RECORD SET:
== Segment start ==
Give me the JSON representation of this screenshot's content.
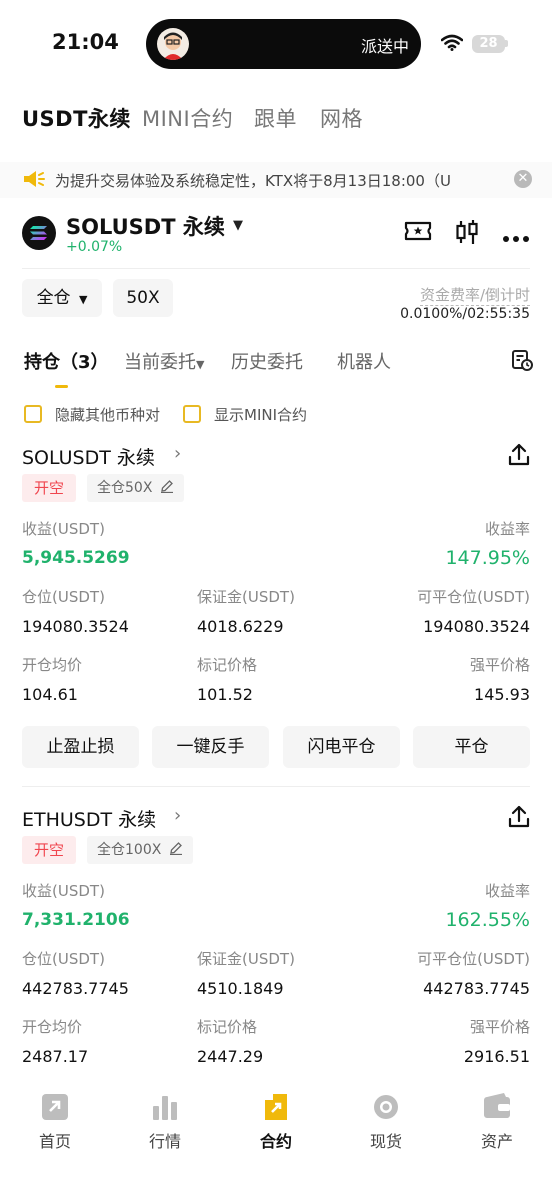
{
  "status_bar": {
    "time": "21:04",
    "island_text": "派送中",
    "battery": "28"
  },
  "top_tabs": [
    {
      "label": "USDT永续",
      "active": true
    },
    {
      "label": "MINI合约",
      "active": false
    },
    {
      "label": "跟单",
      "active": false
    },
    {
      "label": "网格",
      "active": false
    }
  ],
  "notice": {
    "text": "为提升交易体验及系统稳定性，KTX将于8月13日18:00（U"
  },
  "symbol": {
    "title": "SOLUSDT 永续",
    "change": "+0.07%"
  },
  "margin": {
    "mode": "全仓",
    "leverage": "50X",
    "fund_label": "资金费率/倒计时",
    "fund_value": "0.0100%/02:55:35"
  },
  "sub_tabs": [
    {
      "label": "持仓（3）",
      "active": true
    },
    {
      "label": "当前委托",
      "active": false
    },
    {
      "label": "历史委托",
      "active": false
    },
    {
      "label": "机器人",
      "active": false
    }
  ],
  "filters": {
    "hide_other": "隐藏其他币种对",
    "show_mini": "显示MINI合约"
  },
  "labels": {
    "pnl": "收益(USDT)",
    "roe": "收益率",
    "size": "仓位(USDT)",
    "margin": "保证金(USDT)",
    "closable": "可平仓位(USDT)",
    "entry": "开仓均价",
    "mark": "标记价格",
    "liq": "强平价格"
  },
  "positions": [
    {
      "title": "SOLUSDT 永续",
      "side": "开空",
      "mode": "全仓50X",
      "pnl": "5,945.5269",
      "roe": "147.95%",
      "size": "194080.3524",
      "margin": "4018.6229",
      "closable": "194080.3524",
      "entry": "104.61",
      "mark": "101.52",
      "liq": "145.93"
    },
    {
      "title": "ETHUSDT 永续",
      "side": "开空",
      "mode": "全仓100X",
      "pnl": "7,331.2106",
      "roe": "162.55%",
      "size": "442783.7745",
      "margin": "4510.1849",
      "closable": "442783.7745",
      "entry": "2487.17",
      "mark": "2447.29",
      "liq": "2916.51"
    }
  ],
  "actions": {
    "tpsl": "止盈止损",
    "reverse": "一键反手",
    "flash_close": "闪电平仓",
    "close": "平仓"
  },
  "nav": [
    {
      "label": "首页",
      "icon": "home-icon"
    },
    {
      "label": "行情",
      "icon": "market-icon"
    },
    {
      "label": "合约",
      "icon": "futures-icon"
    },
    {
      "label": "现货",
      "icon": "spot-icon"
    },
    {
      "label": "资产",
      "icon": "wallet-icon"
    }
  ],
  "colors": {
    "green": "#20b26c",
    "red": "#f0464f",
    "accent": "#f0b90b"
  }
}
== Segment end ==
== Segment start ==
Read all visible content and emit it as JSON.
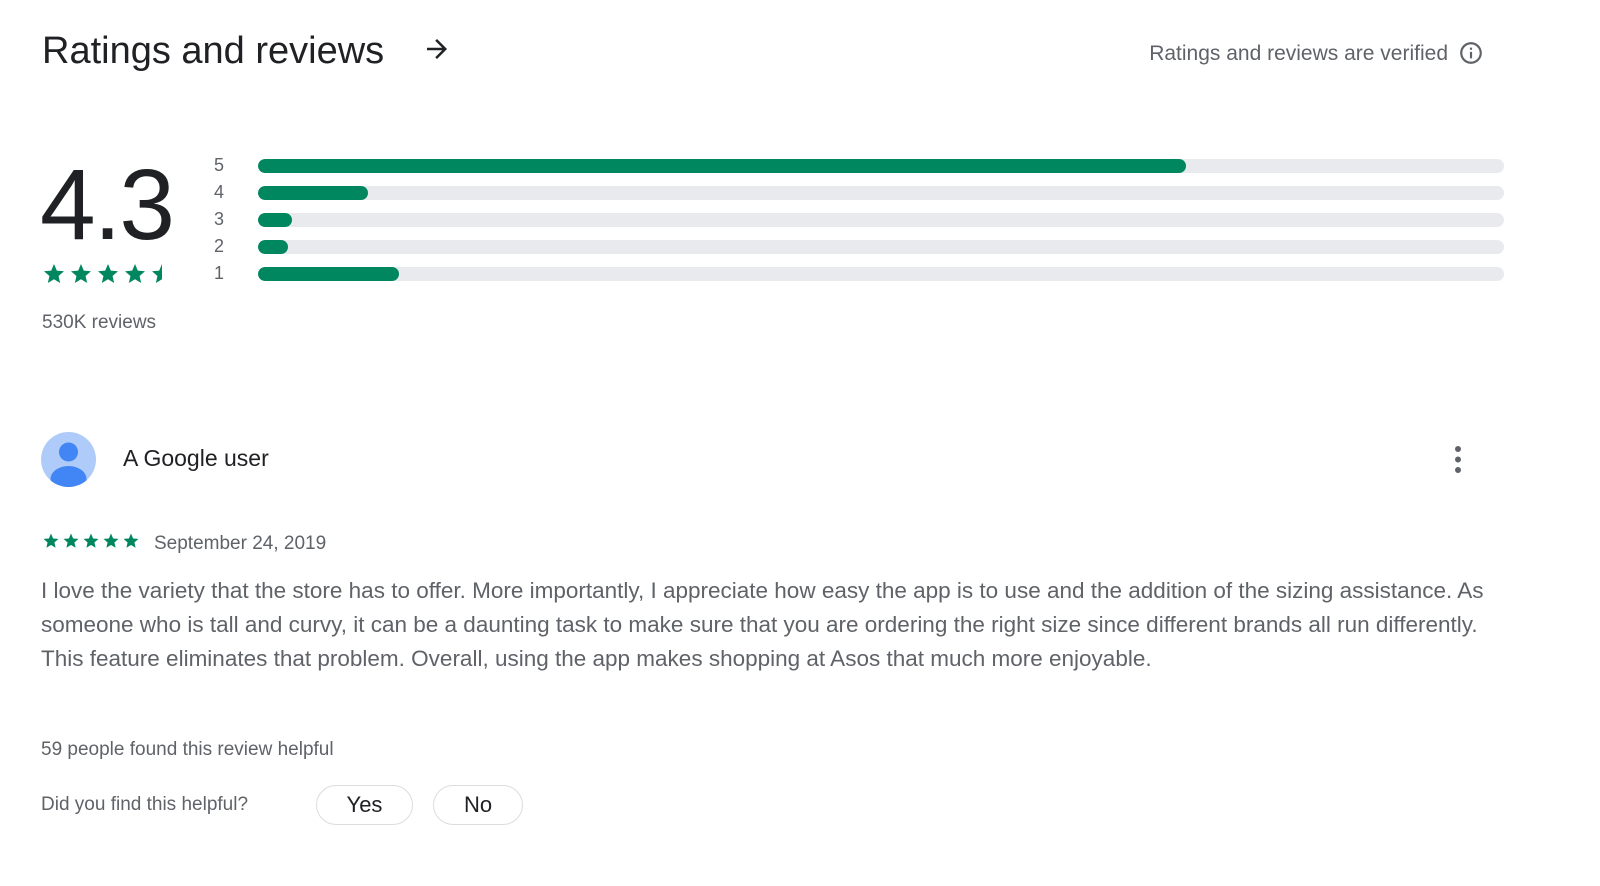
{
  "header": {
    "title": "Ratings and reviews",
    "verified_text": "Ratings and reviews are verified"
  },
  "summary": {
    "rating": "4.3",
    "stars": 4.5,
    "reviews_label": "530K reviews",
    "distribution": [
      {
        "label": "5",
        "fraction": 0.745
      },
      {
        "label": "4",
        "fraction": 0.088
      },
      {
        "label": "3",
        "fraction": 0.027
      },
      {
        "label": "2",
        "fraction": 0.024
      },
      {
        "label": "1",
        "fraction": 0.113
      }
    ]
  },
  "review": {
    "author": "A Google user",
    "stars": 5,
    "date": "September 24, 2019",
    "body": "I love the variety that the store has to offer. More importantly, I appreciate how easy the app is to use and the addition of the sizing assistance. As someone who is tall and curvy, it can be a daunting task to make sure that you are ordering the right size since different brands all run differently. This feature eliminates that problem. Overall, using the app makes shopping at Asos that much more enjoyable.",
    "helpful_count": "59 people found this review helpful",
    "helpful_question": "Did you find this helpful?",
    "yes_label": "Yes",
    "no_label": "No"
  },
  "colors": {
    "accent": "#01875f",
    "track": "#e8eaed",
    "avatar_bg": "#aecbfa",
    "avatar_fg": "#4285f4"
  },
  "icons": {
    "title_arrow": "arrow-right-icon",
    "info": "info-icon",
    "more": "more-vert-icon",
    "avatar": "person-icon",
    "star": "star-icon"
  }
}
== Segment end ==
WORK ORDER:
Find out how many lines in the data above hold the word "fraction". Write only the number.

SOLUTION TO THE PROBLEM:
5